You are meant to receive all the appeal papers approx. 10 days before the hearing. The precise wording in the current Code is as follows:
Clerks must send out appeal papers to parents, presenting officer and panel members at least 7 working days before the hearing (not including the date of the hearing or of sending out the papers).
There are two separate issues here, and Bougalou is right about both of them. First, in case the papers have got lost in the post, it would be wise for you to check with whoever is organising the appeals when the papers were posted.
Secondly, if you say at the hearing that you received the papers late and have not had sufficient time to consider the authority's case, they will inevitably adjourn the hearing to a later date.
Bougalou's clerk/panel were quite clever - they took the precaution of getting a waiver to pre-empt any possible complaint. I'm not sure most clerks/panels would think of doing this. If the hearing goes ahead with nobody raising the issue, and you are unsuccessful, you could then complain to the ombudsman about a breach of the code.

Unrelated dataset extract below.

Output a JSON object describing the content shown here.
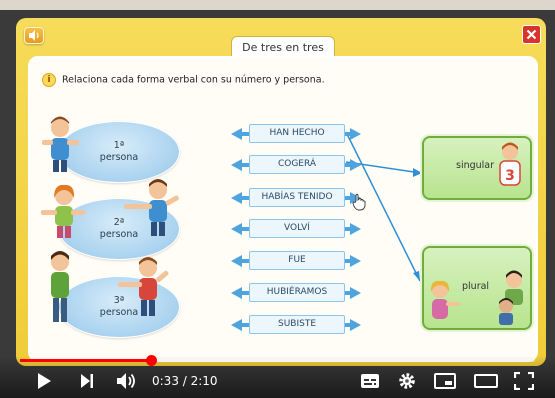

You would be asked why you hadn't raised the matter at the hearing, but most parents wouldn't have known exactly how much notice they are meant to have of the authority's case.